THE DATA

+ + + + +

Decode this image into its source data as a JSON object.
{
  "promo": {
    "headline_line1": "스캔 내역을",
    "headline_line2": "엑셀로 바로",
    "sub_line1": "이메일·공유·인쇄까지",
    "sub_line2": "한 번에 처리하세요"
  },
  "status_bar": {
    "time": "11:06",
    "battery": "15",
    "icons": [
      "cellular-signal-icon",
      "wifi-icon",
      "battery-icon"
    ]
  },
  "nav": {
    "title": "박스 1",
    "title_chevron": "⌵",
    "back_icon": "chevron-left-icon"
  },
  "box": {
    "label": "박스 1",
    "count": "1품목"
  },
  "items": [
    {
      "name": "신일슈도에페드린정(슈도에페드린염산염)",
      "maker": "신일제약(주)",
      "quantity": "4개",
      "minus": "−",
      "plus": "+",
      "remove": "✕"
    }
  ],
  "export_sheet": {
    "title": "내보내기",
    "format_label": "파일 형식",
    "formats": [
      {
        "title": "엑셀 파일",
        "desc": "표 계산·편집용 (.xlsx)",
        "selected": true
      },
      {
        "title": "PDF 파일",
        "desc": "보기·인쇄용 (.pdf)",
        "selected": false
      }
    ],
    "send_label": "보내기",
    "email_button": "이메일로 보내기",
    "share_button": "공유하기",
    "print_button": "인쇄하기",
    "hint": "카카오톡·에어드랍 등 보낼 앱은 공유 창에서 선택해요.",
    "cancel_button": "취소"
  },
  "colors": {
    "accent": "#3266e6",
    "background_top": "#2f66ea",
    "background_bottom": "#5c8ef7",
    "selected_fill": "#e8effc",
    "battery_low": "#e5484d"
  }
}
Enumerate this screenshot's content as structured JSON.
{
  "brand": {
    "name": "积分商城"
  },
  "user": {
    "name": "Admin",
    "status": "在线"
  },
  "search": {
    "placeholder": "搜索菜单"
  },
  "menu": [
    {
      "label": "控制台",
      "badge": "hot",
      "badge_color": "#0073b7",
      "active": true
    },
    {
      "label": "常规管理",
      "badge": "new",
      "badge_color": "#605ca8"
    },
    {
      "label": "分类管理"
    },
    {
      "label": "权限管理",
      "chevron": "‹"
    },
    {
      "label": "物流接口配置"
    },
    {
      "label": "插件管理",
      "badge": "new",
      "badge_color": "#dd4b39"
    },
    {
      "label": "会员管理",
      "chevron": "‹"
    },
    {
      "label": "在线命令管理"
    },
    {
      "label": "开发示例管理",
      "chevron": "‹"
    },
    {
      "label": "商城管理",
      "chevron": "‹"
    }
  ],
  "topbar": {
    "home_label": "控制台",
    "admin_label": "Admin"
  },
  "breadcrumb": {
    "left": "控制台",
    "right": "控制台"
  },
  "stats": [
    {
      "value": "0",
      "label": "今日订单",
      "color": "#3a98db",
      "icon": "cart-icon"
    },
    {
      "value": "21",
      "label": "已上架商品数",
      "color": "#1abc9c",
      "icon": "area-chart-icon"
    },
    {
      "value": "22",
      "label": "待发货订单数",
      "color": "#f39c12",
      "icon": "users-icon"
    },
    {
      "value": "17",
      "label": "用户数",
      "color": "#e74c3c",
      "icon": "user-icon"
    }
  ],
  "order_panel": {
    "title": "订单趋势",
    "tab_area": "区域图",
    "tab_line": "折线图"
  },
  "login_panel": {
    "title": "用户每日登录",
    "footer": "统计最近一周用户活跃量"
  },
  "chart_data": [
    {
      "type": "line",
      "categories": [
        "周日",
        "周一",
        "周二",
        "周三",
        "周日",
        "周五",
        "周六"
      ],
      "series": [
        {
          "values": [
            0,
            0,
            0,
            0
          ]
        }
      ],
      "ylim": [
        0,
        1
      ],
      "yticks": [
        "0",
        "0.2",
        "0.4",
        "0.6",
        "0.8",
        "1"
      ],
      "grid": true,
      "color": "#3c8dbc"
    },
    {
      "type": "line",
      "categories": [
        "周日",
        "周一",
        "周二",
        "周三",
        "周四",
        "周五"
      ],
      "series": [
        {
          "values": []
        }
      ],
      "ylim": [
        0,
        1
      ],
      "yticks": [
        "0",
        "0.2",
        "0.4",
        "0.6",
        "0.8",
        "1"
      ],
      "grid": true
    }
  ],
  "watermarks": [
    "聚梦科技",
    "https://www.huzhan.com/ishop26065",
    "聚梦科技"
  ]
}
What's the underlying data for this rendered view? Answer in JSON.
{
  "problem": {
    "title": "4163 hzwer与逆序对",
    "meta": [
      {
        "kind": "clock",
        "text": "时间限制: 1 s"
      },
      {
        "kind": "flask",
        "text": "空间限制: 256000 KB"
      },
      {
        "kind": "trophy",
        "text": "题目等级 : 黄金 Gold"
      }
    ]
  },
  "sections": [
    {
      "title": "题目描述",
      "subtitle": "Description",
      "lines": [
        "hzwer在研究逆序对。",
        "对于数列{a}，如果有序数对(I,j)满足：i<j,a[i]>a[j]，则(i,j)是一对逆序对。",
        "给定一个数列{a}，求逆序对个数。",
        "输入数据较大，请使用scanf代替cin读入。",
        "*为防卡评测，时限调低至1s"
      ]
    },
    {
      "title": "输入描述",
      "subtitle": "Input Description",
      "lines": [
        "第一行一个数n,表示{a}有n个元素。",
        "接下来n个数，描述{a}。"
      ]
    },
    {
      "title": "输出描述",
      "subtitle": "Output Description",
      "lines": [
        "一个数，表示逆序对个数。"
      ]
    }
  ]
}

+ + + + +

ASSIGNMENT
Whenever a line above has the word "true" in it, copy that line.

TASK OUTPUT
        "selected": true
      "active": true
      "grid": true,
      "grid": true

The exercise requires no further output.